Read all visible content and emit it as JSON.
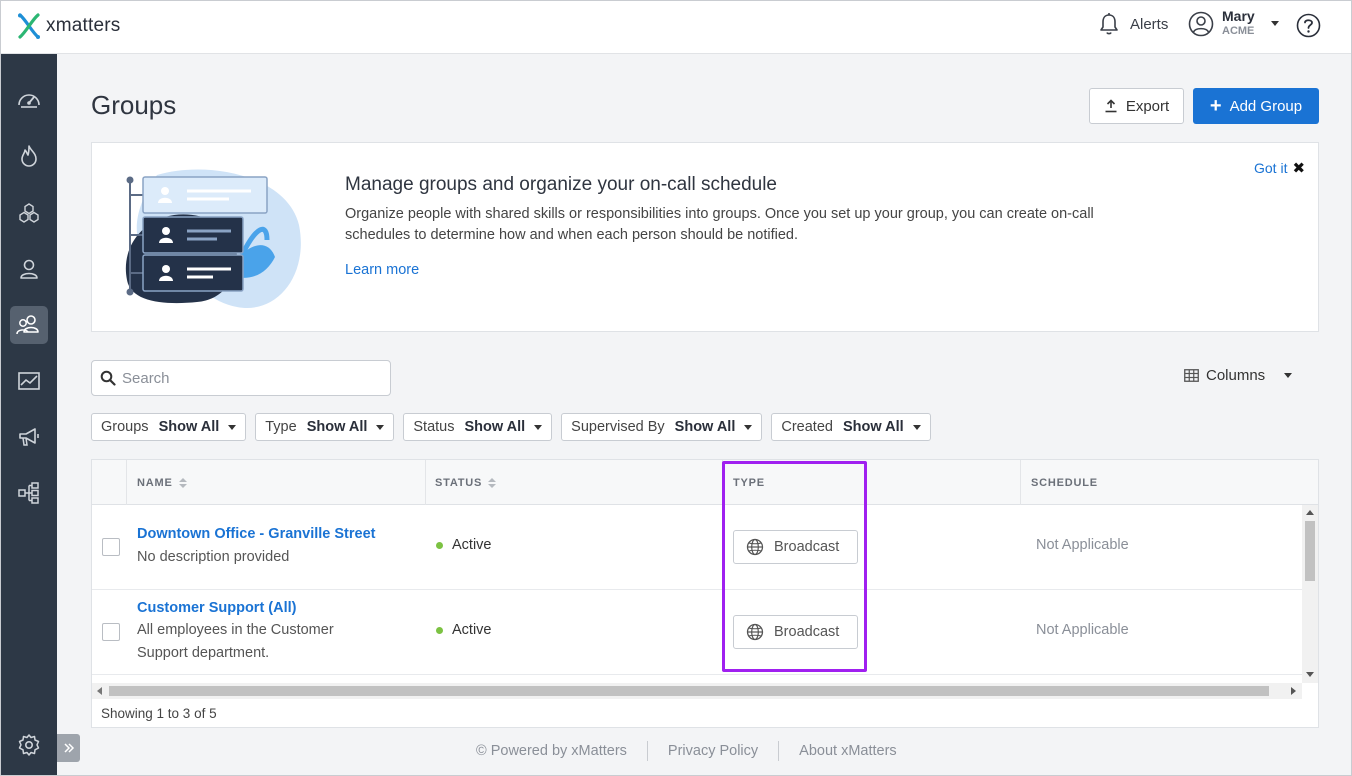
{
  "app": {
    "logo_text": "xmatters"
  },
  "topbar": {
    "alerts_label": "Alerts",
    "user_name": "Mary",
    "user_org": "ACME"
  },
  "sidebar": {
    "items": [
      {
        "name": "dashboard",
        "icon": "speedometer-icon",
        "active": false
      },
      {
        "name": "incidents",
        "icon": "flame-icon",
        "active": false
      },
      {
        "name": "workflows",
        "icon": "hexagons-icon",
        "active": false
      },
      {
        "name": "users",
        "icon": "person-icon",
        "active": false
      },
      {
        "name": "groups",
        "icon": "people-group-icon",
        "active": true
      },
      {
        "name": "analytics",
        "icon": "chart-icon",
        "active": false
      },
      {
        "name": "messaging",
        "icon": "megaphone-icon",
        "active": false
      },
      {
        "name": "integrations",
        "icon": "flow-diagram-icon",
        "active": false
      }
    ],
    "settings_icon": "gear-icon"
  },
  "page": {
    "title": "Groups",
    "export_label": "Export",
    "add_group_label": "Add Group"
  },
  "banner": {
    "title": "Manage groups and organize your on-call schedule",
    "description": "Organize people with shared skills or responsibilities into groups. Once you set up your group, you can create on-call schedules to determine how and when each person should be notified.",
    "learn_more": "Learn more",
    "got_it": "Got it"
  },
  "search": {
    "placeholder": "Search"
  },
  "columns_label": "Columns",
  "filters": [
    {
      "label": "Groups",
      "value": "Show All"
    },
    {
      "label": "Type",
      "value": "Show All"
    },
    {
      "label": "Status",
      "value": "Show All"
    },
    {
      "label": "Supervised By",
      "value": "Show All"
    },
    {
      "label": "Created",
      "value": "Show All"
    }
  ],
  "table": {
    "columns": [
      "NAME",
      "STATUS",
      "TYPE",
      "SCHEDULE"
    ],
    "rows": [
      {
        "name": "Downtown Office - Granville Street",
        "description": "No description provided",
        "status": "Active",
        "type": "Broadcast",
        "schedule": "Not Applicable"
      },
      {
        "name": "Customer Support (All)",
        "description_line1": "All employees in the Customer",
        "description_line2": "Support department.",
        "status": "Active",
        "type": "Broadcast",
        "schedule": "Not Applicable"
      }
    ],
    "showing": "Showing 1 to 3 of 5"
  },
  "footer": {
    "powered_by": "© Powered by xMatters",
    "privacy": "Privacy Policy",
    "about": "About xMatters"
  },
  "colors": {
    "primary": "#1a73d4",
    "sidebar": "#2d3846",
    "active_status": "#7cc242",
    "highlight": "#a020f0"
  }
}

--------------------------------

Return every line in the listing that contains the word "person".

        "icon": "person-icon",
    "description": "Organize people with shared skills or responsibilities into groups. Once you set up your group, you can create on-call schedules to determine how and when each person should be notified.",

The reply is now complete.